Mike Davis is our premier bare-knuckled Marxist-savant polemicist, doing prodigious amounts of research on important topics and writing in a molten style that literally pulls your eyes down the page. For these reasons alone, attention must be paid. (This is difficult advice to a nation of "comfort readers," who--far from being provoked by their nighttime reading--love to curl up with a good Danielle Steele until the Sandman comes.) Whatever other functions a Davis book serves, it's an in-your-face test of the reader's mettle. ...

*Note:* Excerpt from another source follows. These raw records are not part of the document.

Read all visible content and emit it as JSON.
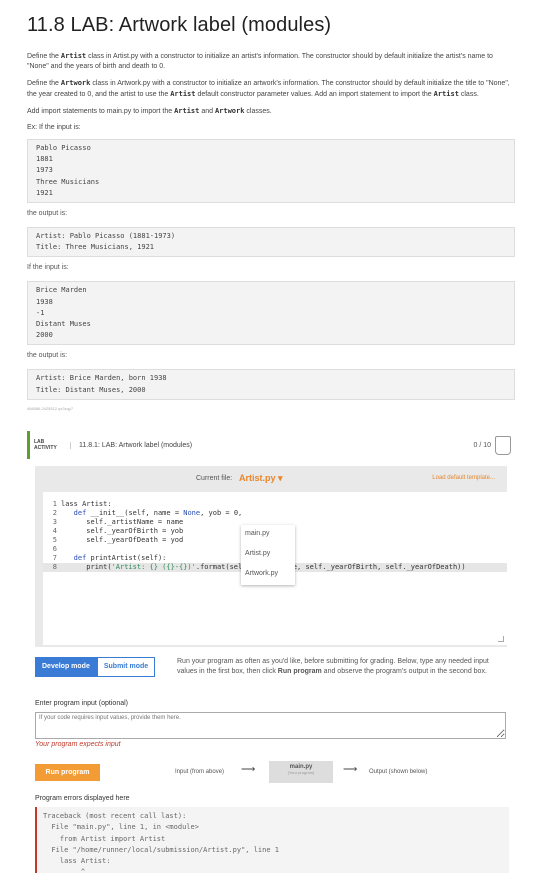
{
  "title": "11.8 LAB: Artwork label (modules)",
  "desc": {
    "p1_a": "Define the ",
    "p1_code": "Artist",
    "p1_b": " class in Artist.py with a constructor to initialize an artist's information. The constructor should by default initialize the artist's name to \"None\" and the years of birth and death to 0.",
    "p2_a": "Define the ",
    "p2_code": "Artwork",
    "p2_b": " class in Artwork.py with a constructor to initialize an artwork's information. The constructor should by default initialize the title to \"None\", the year created to 0, and the artist to use the ",
    "p2_code2": "Artist",
    "p2_c": " default constructor parameter values. Add an import statement to import the ",
    "p2_code3": "Artist",
    "p2_d": " class.",
    "p3_a": "Add import statements to main.py to import the ",
    "p3_code": "Artist",
    "p3_b": " and ",
    "p3_code2": "Artwork",
    "p3_c": " classes.",
    "ex_label": "Ex: If the input is:",
    "ex1_input": "Pablo Picasso\n1881\n1973\nThree Musicians\n1921",
    "output_label": "the output is:",
    "ex1_output": "Artist: Pablo Picasso (1881-1973)\nTitle: Three Musicians, 1921",
    "if_input_label": "If the input is:",
    "ex2_input": "Brice Marden\n1938\n-1\nDistant Muses\n2000",
    "output_label2": "the output is:",
    "ex2_output": "Artist: Brice Marden, born 1938\nTitle: Distant Muses, 2000",
    "tiny_id": "466086.2425512.qx3zqy7"
  },
  "lab": {
    "tag": "LAB ACTIVITY",
    "title": "11.8.1: LAB: Artwork label (modules)",
    "score": "0 / 10",
    "current_file_label": "Current file:",
    "current_file": "Artist.py ▾",
    "load_default": "Load default template...",
    "files": [
      "main.py",
      "Artist.py",
      "Artwork.py"
    ],
    "line_numbers": [
      "1",
      "2",
      "3",
      "4",
      "5",
      "6",
      "7",
      "8"
    ],
    "mode_develop": "Develop mode",
    "mode_submit": "Submit mode",
    "mode_desc_a": "Run your program as often as you'd like, before submitting for grading. Below, type any needed input values in the first box, then click ",
    "mode_desc_bold": "Run program",
    "mode_desc_b": " and observe the program's output in the second box.",
    "input_label": "Enter program input (optional)",
    "input_placeholder": "If your code requires input values, provide them here.",
    "expects_input": "Your program expects input",
    "run_button": "Run program",
    "flow_input": "Input (from above)",
    "flow_main": "main.py",
    "flow_main_sub": "(Your program)",
    "flow_output": "Output (shown below)",
    "errors_label": "Program errors displayed here",
    "errors_text": "Traceback (most recent call last):\n  File \"main.py\", line 1, in <module>\n    from Artist import Artist\n  File \"/home/runner/local/submission/Artist.py\", line 1\n    lass Artist:\n         ^"
  },
  "code": {
    "l1": "lass Artist:",
    "l2_a": "   ",
    "l2_def": "def",
    "l2_b": " __init__(self, name = ",
    "l2_none": "None",
    "l2_c": ", yob = 0,",
    "l3": "      self._artistName = name",
    "l4": "      self._yearOfBirth = yob",
    "l5": "      self._yearOfDeath = yod",
    "l6": "",
    "l7_a": "   ",
    "l7_def": "def",
    "l7_b": " printArtist(self):",
    "l8_a": "      print(",
    "l8_str": "'Artist: {} ({}-{})'",
    "l8_b": ".format(self._artistName, self._yearOfBirth, self._yearOfDeath))"
  }
}
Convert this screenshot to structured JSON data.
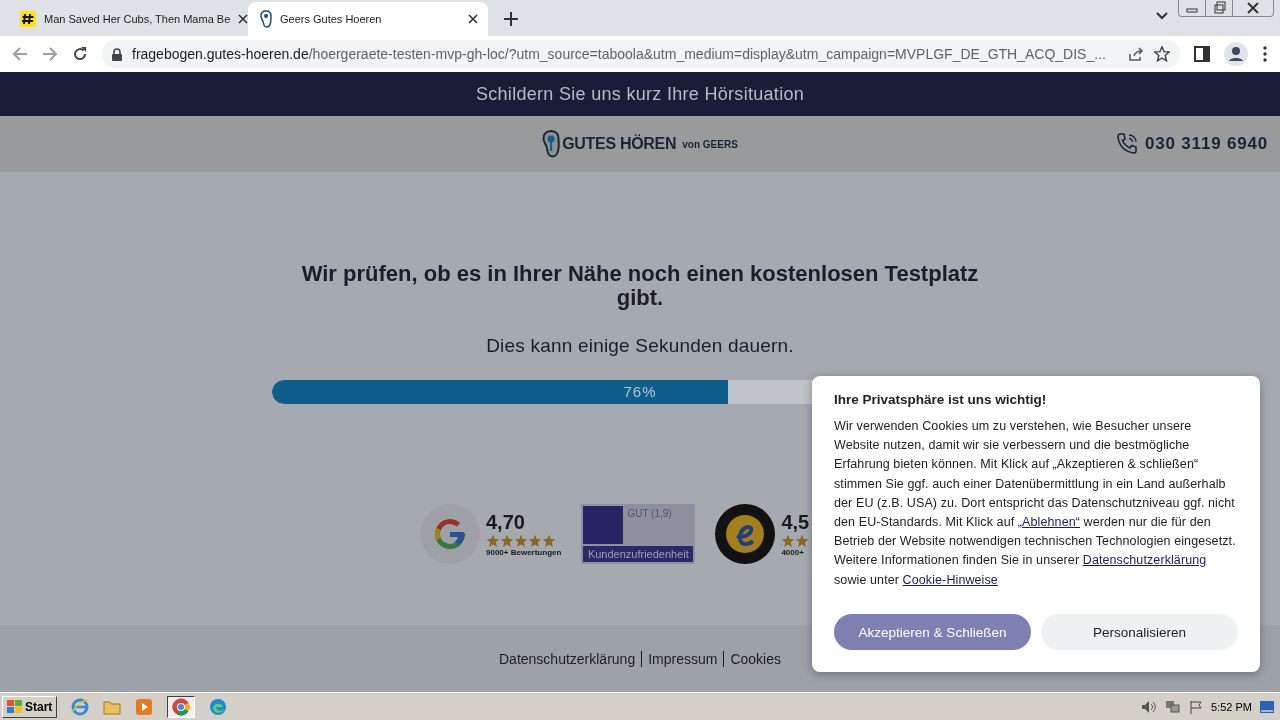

Davis paints what seems to me a more than plausible vision of a Hispanic/Latino future that I'll bet you haven't given much thought to (unless you live in SoCal or along the southern border). One useful thing about demography is that a simple extrapolation will get the analyst to several plausible hypotheses about things to come. This is one service Davis has performed. One of the useful mental exercises Davis sends you off on once he makes his preliminary case (of a Latino/Hispanic plurality by 2050) prompts you to comtemplate the coming contours of national level politics, immigration policy, relations with Central and Latin America--in other words, this book can rattle your mental universe. And his chapter on "transnational suburbs"--in which he analyzes bilocated Latino communities that, in our internet and cheap-transportation age, retain a deep involvement in both their native and immigrant communities--is, for me, worth the price of the book.
This is a useful tutorial about the drift of our demographic destiny in a "globalized" world, but the picture Davis paints is by no means inevitable. Second and third generation immigrant communities tend to assimilate to the dominant culture through a variety of means (although Davis tends to argue that contemporary immigrant communities are driven by walls of discrimination back upon themselves in ways earlier immigrants in the second and third generations were not). The future is seldom, in any significant respect, a straight-line extrapolation of any trend. And Davis's great hope for the mobilization of the heretofore inchoate political might of the new immigrant communities--a revivified labor movement--seems, at best, a pipe dream, but one that more than a few commentators see well within the realm of possibility, as income differentials widen and a pronounced underclass sentiment proliferates among the have-nots.
In all, a quick, stimulating, worthy read. And for those parents who wonder which language little Johnny should study in high school, or in his language immersion pre-school, David would probably say--and I'd have to agree--Spanish is a good choice. Venceremos!